The P3 offers a variety of solutions for any capital project and can be structured creatively to meet the needs of the capital markets, as well as public and private stakeholders. The best solution will depend on partners’ objectives and preferred phasing of the convention center. The success of the P3 strategy depends on the prioritization of several factors, including ownership and control, risk mitigation, “off” versus “on” balance-sheet transaction structures, federal tax law, state law, financial returns, public funding mechanisms and capacity, certainty of execution and cost effectiveness.
Why does a convention center need a headquarters hotel? There are other hotels in town.
An adjacent large scale, purpose-built hotel is a necessary element for the viability of the convention center. Research from the Strategic Advisory Group shows that 73 percent of meeting planners cite an adjacent headquarters hotel, large enough to accommodate all attendees and supplemental events, as a key factor in location selection.
Is it worth it?
Headquarters hotels generate longer stays and greater average spending. According to the U.S. Travel Association, four out of every 10 dollars spent on business travel in the U.S. can be attributed to meetings and events. And, the construction and operation of a 1,000-room headquarters hotel can create thousands of jobs, generating hundreds of millions of dollars in income for workers before the doors open, according to the Bureau of Economic and Business Research, University of Utah.
An increased visitor base generates significant tax revenue. Once stabilized, the hotel can bring in several hundred thousand new visitors and hundreds of millions of dollars, as noted by the University of Denver/STR.

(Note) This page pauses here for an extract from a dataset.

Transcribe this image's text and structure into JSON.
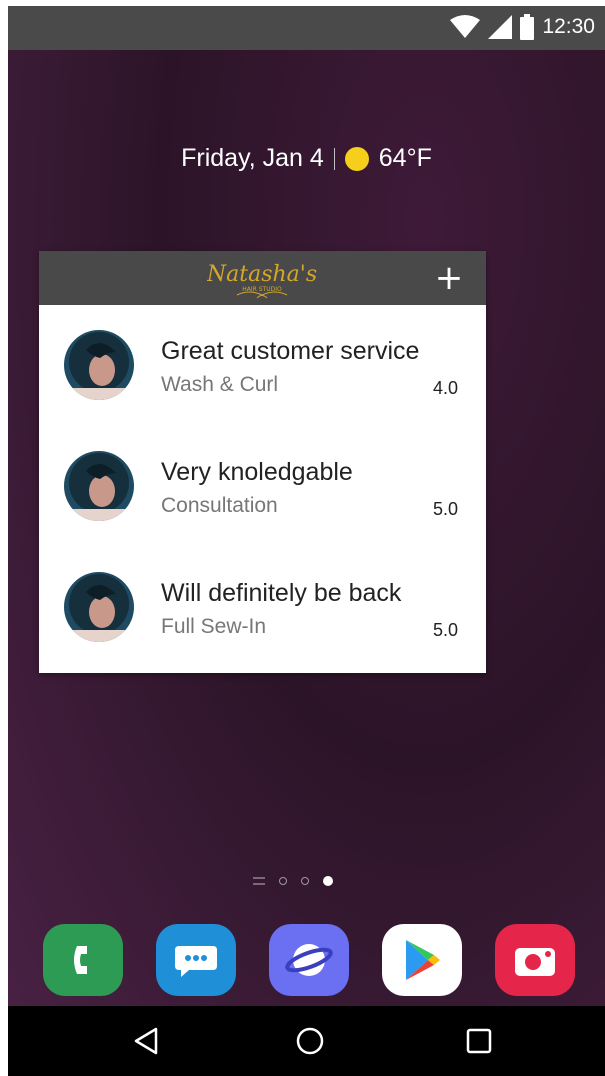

Finally, it is important to remember that a key factor in successful P3s is a municipality with the political will and leadership to move forward with the intended project. Without that, projects will stall or never come to fruition.